4. Sorting game pieces
Since we are targeting older students with these task boxes, then we want to choose games that are age appropriate. This task can be fairly easy if you use games that have very different pieces (like checkers and chess), or it can be more difficult if the pieces are similar (like Monopoly and PayDay).
I have only done this with 2 games, but I am sure some students could sort the pieces of 3 or even more games. Set up your task box with the game boxes and a baggie filled with the pieces from both games. If the pieces were obviously different, I liked to take a picture of the pieces and tape it to the front of the game box as a guide for the student to follow.
This in another great employment skill. I have worked with several students who later worked in retirement homes, preschools, and churches. There were often games in these locations that were not in very good order. No one wanted to take the time to put all the pieces back in the correct box. This was the perfect job for some of my kiddos. The students enjoyed the task, and the games were used much more often as a result of being “ready to go.” AND, if you are in a school, offer this service to your kindergarten teachers. They always have games that need sorted.

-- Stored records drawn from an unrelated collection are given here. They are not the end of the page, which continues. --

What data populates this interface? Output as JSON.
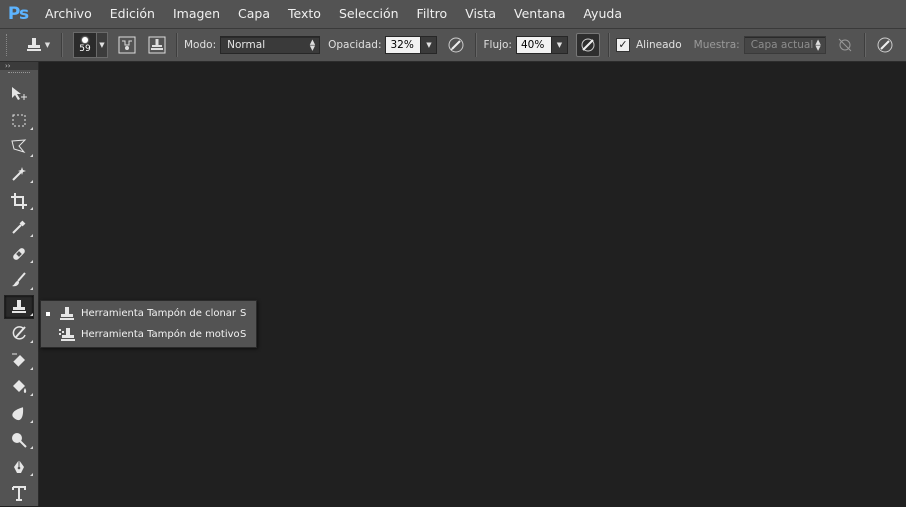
{
  "app": {
    "logo": "Ps"
  },
  "menu": [
    "Archivo",
    "Edición",
    "Imagen",
    "Capa",
    "Texto",
    "Selección",
    "Filtro",
    "Vista",
    "Ventana",
    "Ayuda"
  ],
  "options": {
    "brush_size": "59",
    "mode_label": "Modo:",
    "mode_value": "Normal",
    "opacity_label": "Opacidad:",
    "opacity_value": "32%",
    "flow_label": "Flujo:",
    "flow_value": "40%",
    "aligned_label": "Alineado",
    "aligned_checked": true,
    "sample_label": "Muestra:",
    "sample_value": "Capa actual"
  },
  "toolbox": {
    "collapse_glyph": "››",
    "tools": [
      {
        "name": "move-tool",
        "icon": "move-icon"
      },
      {
        "name": "marquee-tool",
        "icon": "rect-marquee-icon"
      },
      {
        "name": "lasso-tool",
        "icon": "polygonal-lasso-icon"
      },
      {
        "name": "magic-wand-tool",
        "icon": "magic-wand-icon"
      },
      {
        "name": "crop-tool",
        "icon": "crop-icon"
      },
      {
        "name": "eyedropper-tool",
        "icon": "eyedropper-icon"
      },
      {
        "name": "healing-brush-tool",
        "icon": "bandage-icon"
      },
      {
        "name": "brush-tool",
        "icon": "brush-icon"
      },
      {
        "name": "clone-stamp-tool",
        "icon": "stamp-icon",
        "active": true
      },
      {
        "name": "history-brush-tool",
        "icon": "history-brush-icon"
      },
      {
        "name": "eraser-tool",
        "icon": "eraser-icon"
      },
      {
        "name": "paint-bucket-tool",
        "icon": "paint-bucket-icon"
      },
      {
        "name": "blur-tool",
        "icon": "blur-icon"
      },
      {
        "name": "dodge-tool",
        "icon": "dodge-icon"
      },
      {
        "name": "pen-tool",
        "icon": "pen-icon"
      },
      {
        "name": "type-tool",
        "icon": "type-icon"
      }
    ]
  },
  "flyout": {
    "items": [
      {
        "label": "Herramienta Tampón de clonar",
        "shortcut": "S",
        "selected": true,
        "icon": "stamp-icon"
      },
      {
        "label": "Herramienta Tampón de motivo",
        "shortcut": "S",
        "selected": false,
        "icon": "pattern-stamp-icon"
      }
    ]
  },
  "colors": {
    "menu_bg": "#535353",
    "canvas_bg": "#202020",
    "logo": "#5db4ff"
  }
}
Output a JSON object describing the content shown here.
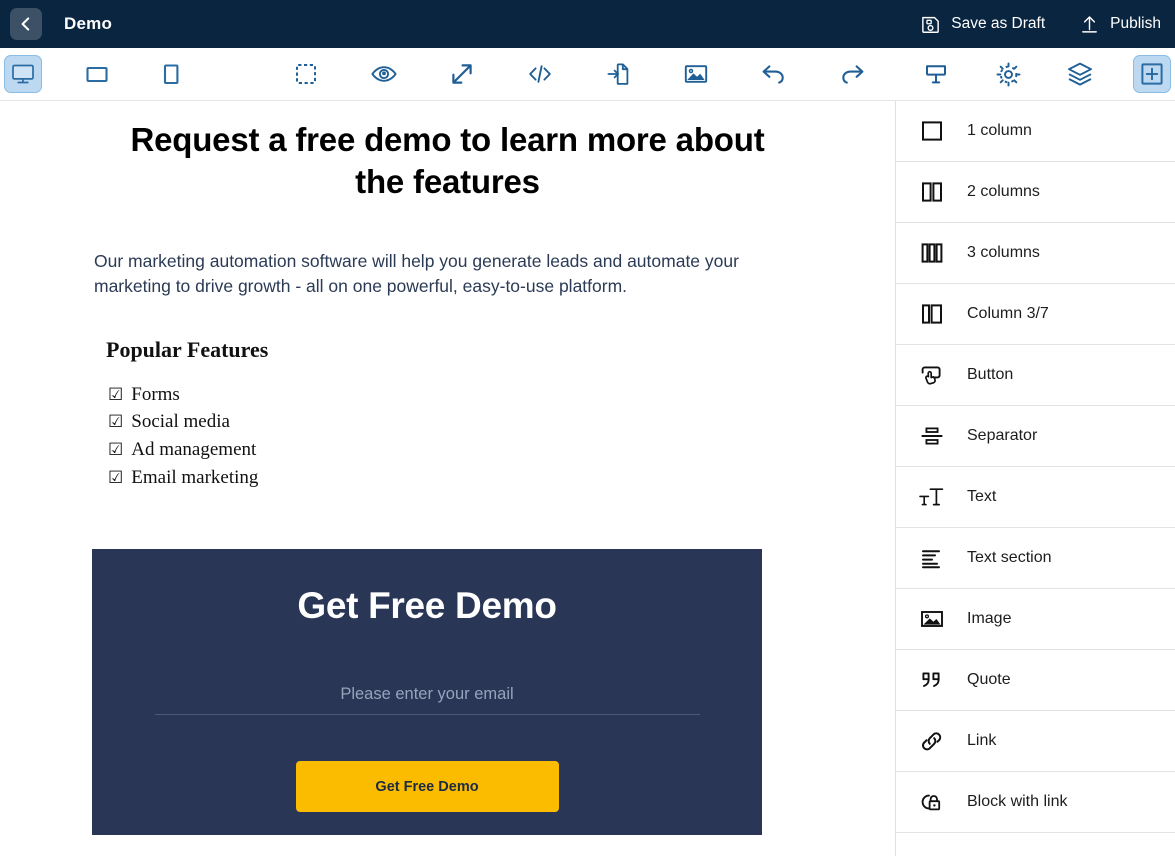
{
  "header": {
    "back_icon": "chevron-left-icon",
    "title": "Demo",
    "actions": [
      {
        "id": "save-as-draft",
        "label": "Save as Draft",
        "icon": "floppy-disk-icon"
      },
      {
        "id": "publish",
        "label": "Publish",
        "icon": "upload-arrow-icon"
      }
    ]
  },
  "toolbar": {
    "devices": [
      {
        "id": "desktop",
        "icon": "desktop-monitor-icon",
        "active": true
      },
      {
        "id": "tablet",
        "icon": "tablet-landscape-icon",
        "active": false
      },
      {
        "id": "mobile",
        "icon": "mobile-portrait-icon",
        "active": false
      }
    ],
    "tools": [
      {
        "id": "select-area",
        "icon": "dashed-selection-icon",
        "active": false
      },
      {
        "id": "preview",
        "icon": "eye-icon",
        "active": false
      },
      {
        "id": "expand",
        "icon": "expand-arrows-icon",
        "active": false
      },
      {
        "id": "code",
        "icon": "code-brackets-icon",
        "active": false
      },
      {
        "id": "import",
        "icon": "import-file-icon",
        "active": false
      },
      {
        "id": "media",
        "icon": "image-icon",
        "active": false
      },
      {
        "id": "undo",
        "icon": "undo-arrow-icon",
        "active": false
      },
      {
        "id": "redo",
        "icon": "redo-arrow-icon",
        "active": false
      }
    ],
    "panels": [
      {
        "id": "popup",
        "icon": "popup-window-icon",
        "active": false
      },
      {
        "id": "settings",
        "icon": "gear-icon",
        "active": false
      },
      {
        "id": "layers",
        "icon": "layers-stack-icon",
        "active": false
      },
      {
        "id": "add-block",
        "icon": "plus-square-icon",
        "active": true
      }
    ]
  },
  "canvas": {
    "hero_title": "Request a free demo to learn more about the features",
    "hero_body": "Our marketing automation software will help you generate leads and automate your marketing to drive growth - all on one powerful, easy-to-use platform.",
    "features_heading": "Popular Features",
    "checkbox_glyph": "☑",
    "features": [
      "Forms",
      "Social media",
      "Ad management",
      "Email marketing"
    ],
    "cta": {
      "title": "Get Free Demo",
      "email_placeholder": "Please enter your email",
      "email_value": "",
      "button_label": "Get Free Demo",
      "background_color": "#2A3656",
      "button_color": "#FBBC00"
    }
  },
  "blocks_panel": {
    "items": [
      {
        "label": "1 column",
        "icon": "one-column-icon"
      },
      {
        "label": "2 columns",
        "icon": "two-columns-icon"
      },
      {
        "label": "3 columns",
        "icon": "three-columns-icon"
      },
      {
        "label": "Column 3/7",
        "icon": "column-three-seven-icon"
      },
      {
        "label": "Button",
        "icon": "button-cursor-icon"
      },
      {
        "label": "Separator",
        "icon": "separator-icon"
      },
      {
        "label": "Text",
        "icon": "text-size-icon"
      },
      {
        "label": "Text section",
        "icon": "text-lines-icon"
      },
      {
        "label": "Image",
        "icon": "image-frame-icon"
      },
      {
        "label": "Quote",
        "icon": "quote-marks-icon"
      },
      {
        "label": "Link",
        "icon": "chain-link-icon"
      },
      {
        "label": "Block with link",
        "icon": "block-with-link-icon"
      }
    ]
  },
  "colors": {
    "header_bg": "#0A2540",
    "accent_blue": "#1F6FB2",
    "cta_navy": "#2A3656",
    "cta_yellow": "#FBBC00"
  }
}
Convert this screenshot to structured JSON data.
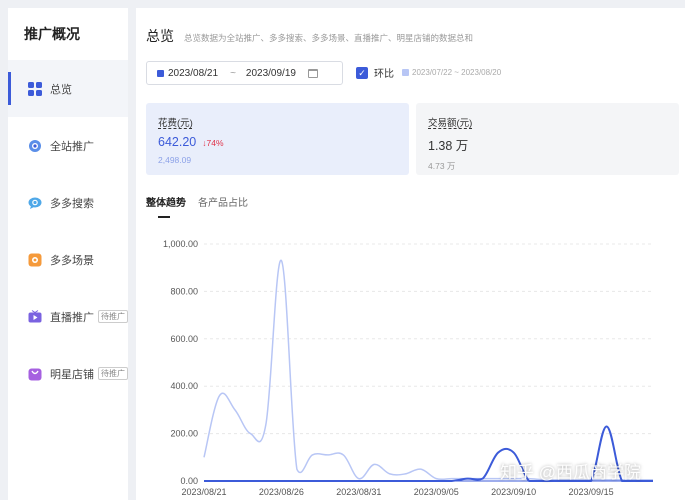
{
  "sidebar": {
    "title": "推广概况",
    "items": [
      {
        "label": "总览",
        "icon": "grid-icon",
        "active": true
      },
      {
        "label": "全站推广",
        "icon": "globe-promo-icon",
        "badge": ""
      },
      {
        "label": "多多搜索",
        "icon": "search-chat-icon",
        "badge": ""
      },
      {
        "label": "多多场景",
        "icon": "scene-icon",
        "badge": ""
      },
      {
        "label": "直播推广",
        "icon": "live-tv-icon",
        "badge": "待推广"
      },
      {
        "label": "明星店铺",
        "icon": "star-shop-icon",
        "badge": "待推广"
      }
    ]
  },
  "header": {
    "title": "总览",
    "description": "总览数据为全站推广、多多搜索、多多场景、直播推广、明星店铺的数据总和"
  },
  "date_range": {
    "start": "2023/08/21",
    "separator": "~",
    "end": "2023/09/19"
  },
  "compare": {
    "label": "环比",
    "checked": true,
    "range": "2023/07/22 ~ 2023/08/20"
  },
  "cards": [
    {
      "label": "花费(元)",
      "value": "642.20",
      "change": "74%",
      "previous": "2,498.09"
    },
    {
      "label": "交易额(元)",
      "value": "1.38 万",
      "change": "",
      "previous": "4.73 万"
    }
  ],
  "tabs": [
    {
      "label": "整体趋势",
      "active": true
    },
    {
      "label": "各产品占比",
      "active": false
    }
  ],
  "colors": {
    "accent": "#3c5bd9",
    "compare": "#b8c6f5",
    "negative": "#e0334a"
  },
  "chart_data": {
    "type": "line",
    "x": [
      "2023/08/21",
      "2023/08/22",
      "2023/08/23",
      "2023/08/24",
      "2023/08/25",
      "2023/08/26",
      "2023/08/27",
      "2023/08/28",
      "2023/08/29",
      "2023/08/30",
      "2023/08/31",
      "2023/09/01",
      "2023/09/02",
      "2023/09/03",
      "2023/09/04",
      "2023/09/05",
      "2023/09/06",
      "2023/09/07",
      "2023/09/08",
      "2023/09/09",
      "2023/09/10",
      "2023/09/11",
      "2023/09/12",
      "2023/09/13",
      "2023/09/14",
      "2023/09/15",
      "2023/09/16",
      "2023/09/17",
      "2023/09/18",
      "2023/09/19"
    ],
    "x_tick_labels": [
      "2023/08/21",
      "2023/08/26",
      "2023/08/31",
      "2023/09/05",
      "2023/09/10",
      "2023/09/15"
    ],
    "y_tick_labels": [
      "0.00",
      "200.00",
      "400.00",
      "600.00",
      "800.00",
      "1,000.00"
    ],
    "ylim": [
      0,
      1000
    ],
    "grid": true,
    "series": [
      {
        "values": [
          100,
          360,
          300,
          200,
          240,
          930,
          50,
          110,
          110,
          110,
          10,
          70,
          30,
          30,
          50,
          10,
          10,
          10,
          10,
          10,
          10,
          10,
          5,
          5,
          5,
          5,
          5,
          5,
          5,
          5
        ]
      },
      {
        "values": [
          0,
          0,
          0,
          0,
          0,
          0,
          0,
          0,
          0,
          0,
          0,
          0,
          0,
          0,
          0,
          0,
          0,
          10,
          10,
          120,
          120,
          0,
          0,
          0,
          0,
          0,
          230,
          0,
          0,
          0
        ]
      }
    ]
  },
  "watermark": "知乎 @西瓜商学院"
}
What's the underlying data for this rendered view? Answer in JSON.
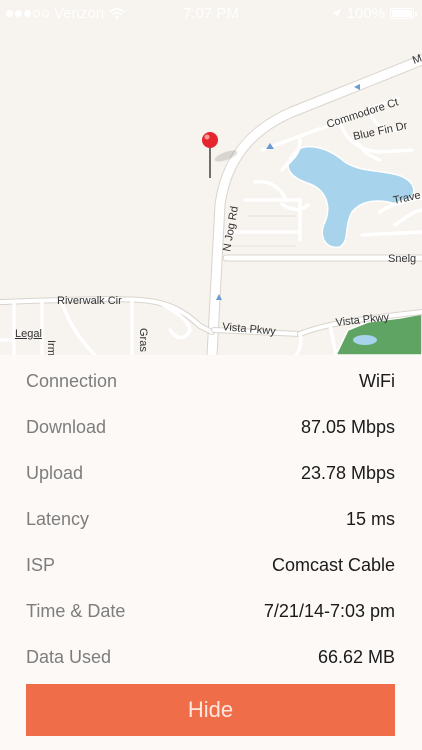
{
  "status_bar": {
    "carrier": "Verizon",
    "time": "7:07 PM",
    "battery": "100%",
    "battery_level": 1.0,
    "signal_bars": 3,
    "icons": [
      "wifi-icon",
      "location-arrow-icon",
      "battery-icon"
    ]
  },
  "map": {
    "legal": "Legal",
    "streets": {
      "n_jog_rd": "N Jog Rd",
      "commodore_ct": "Commodore Ct",
      "blue_fin_dr": "Blue Fin Dr",
      "trave": "Trave",
      "snelg": "Snelg",
      "riverwalk_cir": "Riverwalk Cir",
      "vista_pkwy_left": "Vista Pkwy",
      "vista_pkwy_right": "Vista Pkwy",
      "grass": "Gras",
      "irm": "Irm",
      "m": "M"
    },
    "pin_icon": "map-pin-icon",
    "colors": {
      "land": "#f7f3ee",
      "water": "#a7d4ec",
      "park": "#5fa463",
      "road": "#ffffff"
    }
  },
  "details": [
    {
      "label": "Connection",
      "value": "WiFi"
    },
    {
      "label": "Download",
      "value": "87.05 Mbps"
    },
    {
      "label": "Upload",
      "value": "23.78 Mbps"
    },
    {
      "label": "Latency",
      "value": "15 ms"
    },
    {
      "label": "ISP",
      "value": "Comcast Cable"
    },
    {
      "label": "Time & Date",
      "value": "7/21/14-7:03 pm"
    },
    {
      "label": "Data Used",
      "value": "66.62 MB"
    }
  ],
  "hide_button": {
    "label": "Hide",
    "color": "#ef6d48"
  }
}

To differentiate: If students have trouble with visual discrimination, then definitely stick to games that have very different pieces. You could even use a puzzle vs a game. So all the puzzle pieces go in one box and game pieces in another box.
To differentiate this for high learners, have some pieces that are missing. Students can then circle (using dry erase marker) which pieces are missing from each game. This was also an incredibly helpful skill in some employment positions my students would have.
This task box is excellent for working on hand and finger strength. Gather up shipping or food boxes that are cardboard. Students will break down the boxes and place them in a recycling container. I always had a sample piece that students could check their pieces against. You want the task to last more than 60 seconds, so having them tear the pieces apart, not only lengthens the time of the task, but also allows for more to fit in your recycling bin. The tearing action is very reinforcing for many students. I had one student who wanted to rip apart EVERYTHING. With this task box, we were able to redirect him to the “recycling center” every time he had the need to tear up paper. It worked so well, and I imagine this will become a very employable task for him in the future.
To differentiate: If students are not making the pieces small enough, cut a slot in the top of your recycling container. I used a big purple bin, so the slot was still fairly generous, but would require the students to do some ripping. Start off slow. The goal is for students to empty the task box and recycle all of the containers at one sitting. So, you may need to start off with only one box, or one that is already partially broken down. It may be you start off with student simply taking torn pieces and placing them in the slot without having to do any actual tearing themselves.
I hope you found inspiration in these ideas for the summer. It is so important to keep out kids engaged and active in age appropriate ways while they are on break. It is also important for these kids to be able to do something meaningful and safe while their parents are busy. I have found task boxes to not only be helpful in my classroom, but also at home with my adult son who has significant challenges. They are easy to set up, and can teach some valuable skills for future job placement.
To download a list of 25 more ideas for task boxes for OLDER kids, click the button below.